How to complete this task:
Print out every line of the material exactly. Include no pictures.

Extracted data:
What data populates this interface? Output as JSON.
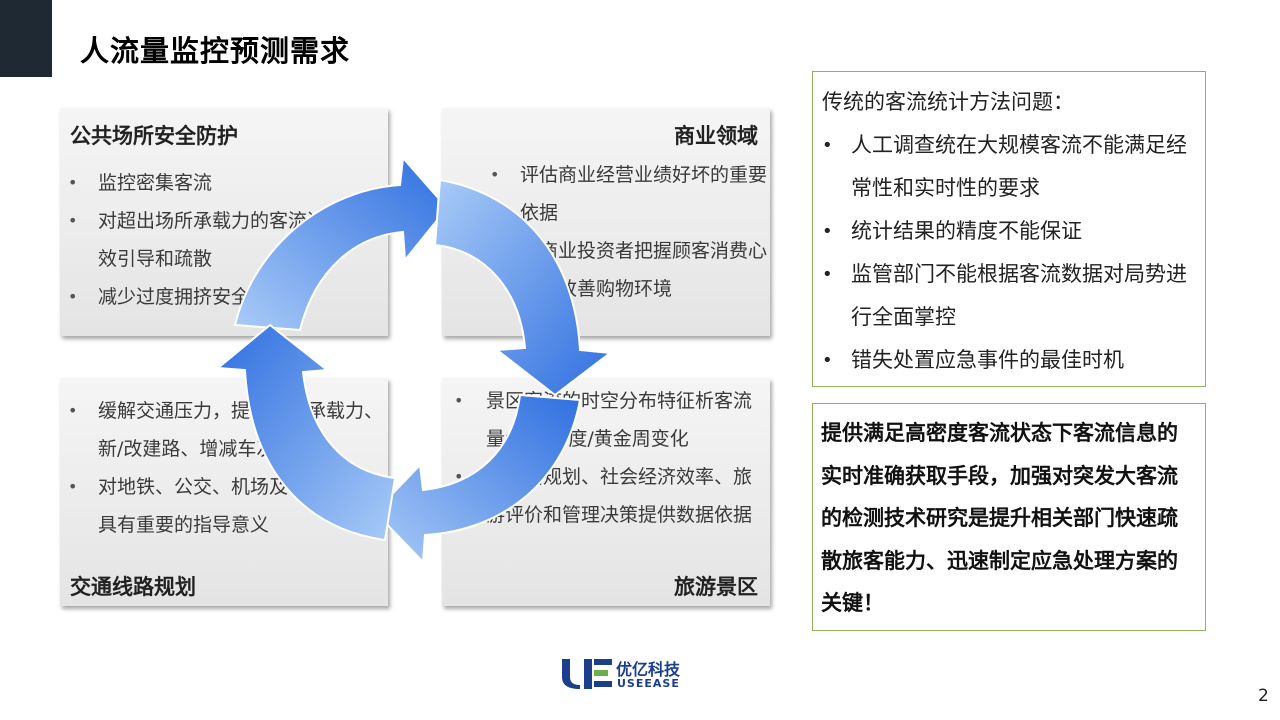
{
  "title": "人流量监控预测需求",
  "quadrants": {
    "top_left": {
      "title": "公共场所安全防护",
      "items": [
        "监控密集客流",
        "对超出场所承载力的客流进行有效引导和疏散",
        "减少过度拥挤安全隐患"
      ]
    },
    "top_right": {
      "title": "商业领域",
      "items": [
        "评估商业经营业绩好坏的重要依据",
        "帮商业投资者把握顾客消费心理，改善购物环境"
      ]
    },
    "bottom_left": {
      "title": "交通线路规划",
      "items": [
        "缓解交通压力，提升运输承载力、新/改建路、增减车次规划",
        "对地铁、公交、机场及铁路等领域具有重要的指导意义"
      ]
    },
    "bottom_right": {
      "title": "旅游景区",
      "items": [
        "景区客流的时空分布特征析客流量年度/季度/黄金周变化",
        "为战略规划、社会经济效率、旅游评价和管理决策提供数据依据"
      ]
    }
  },
  "problems": {
    "heading": "传统的客流统计方法问题：",
    "items": [
      "人工调查统在大规模客流不能满足经常性和实时性的要求",
      "统计结果的精度不能保证",
      "监管部门不能根据客流数据对局势进行全面掌控",
      "错失处置应急事件的最佳时机"
    ]
  },
  "conclusion": "提供满足高密度客流状态下客流信息的实时准确获取手段，加强对突发大客流的检测技术研究是提升相关部门快速疏散旅客能力、迅速制定应急处理方案的关键！",
  "logo": {
    "cn": "优亿科技",
    "en": "USEEASE"
  },
  "page_number": "2",
  "colors": {
    "corner": "#1f2933",
    "arrow_light": "#9cc2f5",
    "arrow_dark": "#2f6fe0",
    "box_border": "#8fb35b",
    "brand": "#1c3f8c"
  }
}
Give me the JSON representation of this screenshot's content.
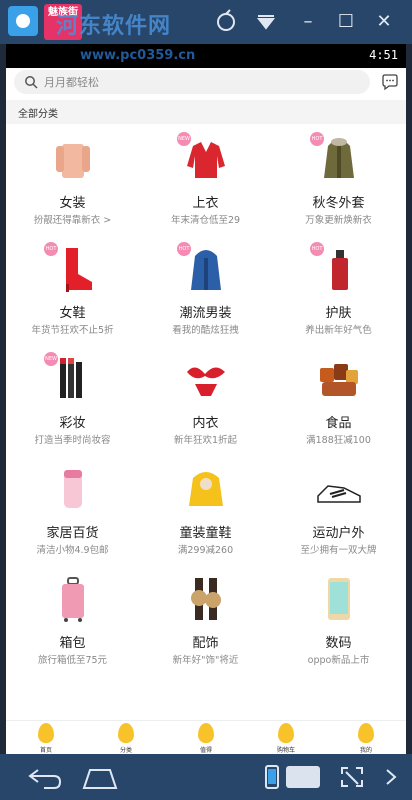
{
  "window": {
    "badge_label": "魅族街",
    "watermark": "河东软件网",
    "watermark_url": "www.pc0359.cn",
    "minimize": "–",
    "maximize": "☐",
    "close": "✕"
  },
  "status": {
    "time": "4:51"
  },
  "search": {
    "placeholder": "月月都轻松"
  },
  "section": {
    "title": "全部分类"
  },
  "categories": [
    {
      "name": "女装",
      "desc": "扮靓还得靠新衣 >",
      "icon": "coat-icon",
      "badge": ""
    },
    {
      "name": "上衣",
      "desc": "年末清仓低至29",
      "icon": "sweater-icon",
      "badge": "NEW"
    },
    {
      "name": "秋冬外套",
      "desc": "万象更新焕新衣",
      "icon": "jacket-icon",
      "badge": "HOT"
    },
    {
      "name": "女鞋",
      "desc": "年货节狂欢不止5折",
      "icon": "boot-icon",
      "badge": "HOT"
    },
    {
      "name": "潮流男装",
      "desc": "看我的酷炫狂拽",
      "icon": "parka-icon",
      "badge": "HOT"
    },
    {
      "name": "护肤",
      "desc": "养出新年好气色",
      "icon": "bottle-icon",
      "badge": "HOT"
    },
    {
      "name": "彩妆",
      "desc": "打造当季时尚妆容",
      "icon": "lipstick-icon",
      "badge": "NEW"
    },
    {
      "name": "内衣",
      "desc": "新年狂欢1折起",
      "icon": "lingerie-icon",
      "badge": ""
    },
    {
      "name": "食品",
      "desc": "满188狂减100",
      "icon": "snacks-icon",
      "badge": ""
    },
    {
      "name": "家居百货",
      "desc": "清洁小物4.9包邮",
      "icon": "cup-icon",
      "badge": ""
    },
    {
      "name": "童装童鞋",
      "desc": "满299减260",
      "icon": "kids-jacket-icon",
      "badge": ""
    },
    {
      "name": "运动户外",
      "desc": "至少拥有一双大牌",
      "icon": "sneaker-icon",
      "badge": ""
    },
    {
      "name": "箱包",
      "desc": "旅行箱低至75元",
      "icon": "suitcase-icon",
      "badge": ""
    },
    {
      "name": "配饰",
      "desc": "新年好\"饰\"将近",
      "icon": "watch-icon",
      "badge": ""
    },
    {
      "name": "数码",
      "desc": "oppo新品上市",
      "icon": "phone-icon",
      "badge": ""
    }
  ],
  "tabs": [
    {
      "label": "首页"
    },
    {
      "label": "分类"
    },
    {
      "label": "值得"
    },
    {
      "label": "购物车"
    },
    {
      "label": "我的"
    }
  ],
  "colors": {
    "accent": "#f8c22a",
    "badge": "#f58ab2",
    "chrome": "#27466a"
  }
}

Answer area:
What data populates this interface? Output as JSON.
{
  "title": "人流量监控预测需求",
  "quadrants": {
    "top_left": {
      "title": "公共场所安全防护",
      "items": [
        "监控密集客流",
        "对超出场所承载力的客流进行有效引导和疏散",
        "减少过度拥挤安全隐患"
      ]
    },
    "top_right": {
      "title": "商业领域",
      "items": [
        "评估商业经营业绩好坏的重要依据",
        "帮商业投资者把握顾客消费心理，改善购物环境"
      ]
    },
    "bottom_left": {
      "title": "交通线路规划",
      "items": [
        "缓解交通压力，提升运输承载力、新/改建路、增减车次规划",
        "对地铁、公交、机场及铁路等领域具有重要的指导意义"
      ]
    },
    "bottom_right": {
      "title": "旅游景区",
      "items": [
        "景区客流的时空分布特征析客流量年度/季度/黄金周变化",
        "为战略规划、社会经济效率、旅游评价和管理决策提供数据依据"
      ]
    }
  },
  "problems": {
    "heading": "传统的客流统计方法问题：",
    "items": [
      "人工调查统在大规模客流不能满足经常性和实时性的要求",
      "统计结果的精度不能保证",
      "监管部门不能根据客流数据对局势进行全面掌控",
      "错失处置应急事件的最佳时机"
    ]
  },
  "conclusion": "提供满足高密度客流状态下客流信息的实时准确获取手段，加强对突发大客流的检测技术研究是提升相关部门快速疏散旅客能力、迅速制定应急处理方案的关键！",
  "logo": {
    "cn": "优亿科技",
    "en": "USEEASE"
  },
  "page_number": "2",
  "colors": {
    "corner": "#1f2933",
    "arrow_light": "#9cc2f5",
    "arrow_dark": "#2f6fe0",
    "box_border": "#8fb35b",
    "brand": "#1c3f8c"
  }
}
Give me the JSON representation of this screenshot's content.
{
  "window": {
    "badge_label": "魅族街",
    "watermark": "河东软件网",
    "watermark_url": "www.pc0359.cn",
    "minimize": "–",
    "maximize": "☐",
    "close": "✕"
  },
  "status": {
    "time": "4:51"
  },
  "search": {
    "placeholder": "月月都轻松"
  },
  "section": {
    "title": "全部分类"
  },
  "categories": [
    {
      "name": "女装",
      "desc": "扮靓还得靠新衣 >",
      "icon": "coat-icon",
      "badge": ""
    },
    {
      "name": "上衣",
      "desc": "年末清仓低至29",
      "icon": "sweater-icon",
      "badge": "NEW"
    },
    {
      "name": "秋冬外套",
      "desc": "万象更新焕新衣",
      "icon": "jacket-icon",
      "badge": "HOT"
    },
    {
      "name": "女鞋",
      "desc": "年货节狂欢不止5折",
      "icon": "boot-icon",
      "badge": "HOT"
    },
    {
      "name": "潮流男装",
      "desc": "看我的酷炫狂拽",
      "icon": "parka-icon",
      "badge": "HOT"
    },
    {
      "name": "护肤",
      "desc": "养出新年好气色",
      "icon": "bottle-icon",
      "badge": "HOT"
    },
    {
      "name": "彩妆",
      "desc": "打造当季时尚妆容",
      "icon": "lipstick-icon",
      "badge": "NEW"
    },
    {
      "name": "内衣",
      "desc": "新年狂欢1折起",
      "icon": "lingerie-icon",
      "badge": ""
    },
    {
      "name": "食品",
      "desc": "满188狂减100",
      "icon": "snacks-icon",
      "badge": ""
    },
    {
      "name": "家居百货",
      "desc": "清洁小物4.9包邮",
      "icon": "cup-icon",
      "badge": ""
    },
    {
      "name": "童装童鞋",
      "desc": "满299减260",
      "icon": "kids-jacket-icon",
      "badge": ""
    },
    {
      "name": "运动户外",
      "desc": "至少拥有一双大牌",
      "icon": "sneaker-icon",
      "badge": ""
    },
    {
      "name": "箱包",
      "desc": "旅行箱低至75元",
      "icon": "suitcase-icon",
      "badge": ""
    },
    {
      "name": "配饰",
      "desc": "新年好\"饰\"将近",
      "icon": "watch-icon",
      "badge": ""
    },
    {
      "name": "数码",
      "desc": "oppo新品上市",
      "icon": "phone-icon",
      "badge": ""
    }
  ],
  "tabs": [
    {
      "label": "首页"
    },
    {
      "label": "分类"
    },
    {
      "label": "值得"
    },
    {
      "label": "购物车"
    },
    {
      "label": "我的"
    }
  ],
  "colors": {
    "accent": "#f8c22a",
    "badge": "#f58ab2",
    "chrome": "#27466a"
  }
}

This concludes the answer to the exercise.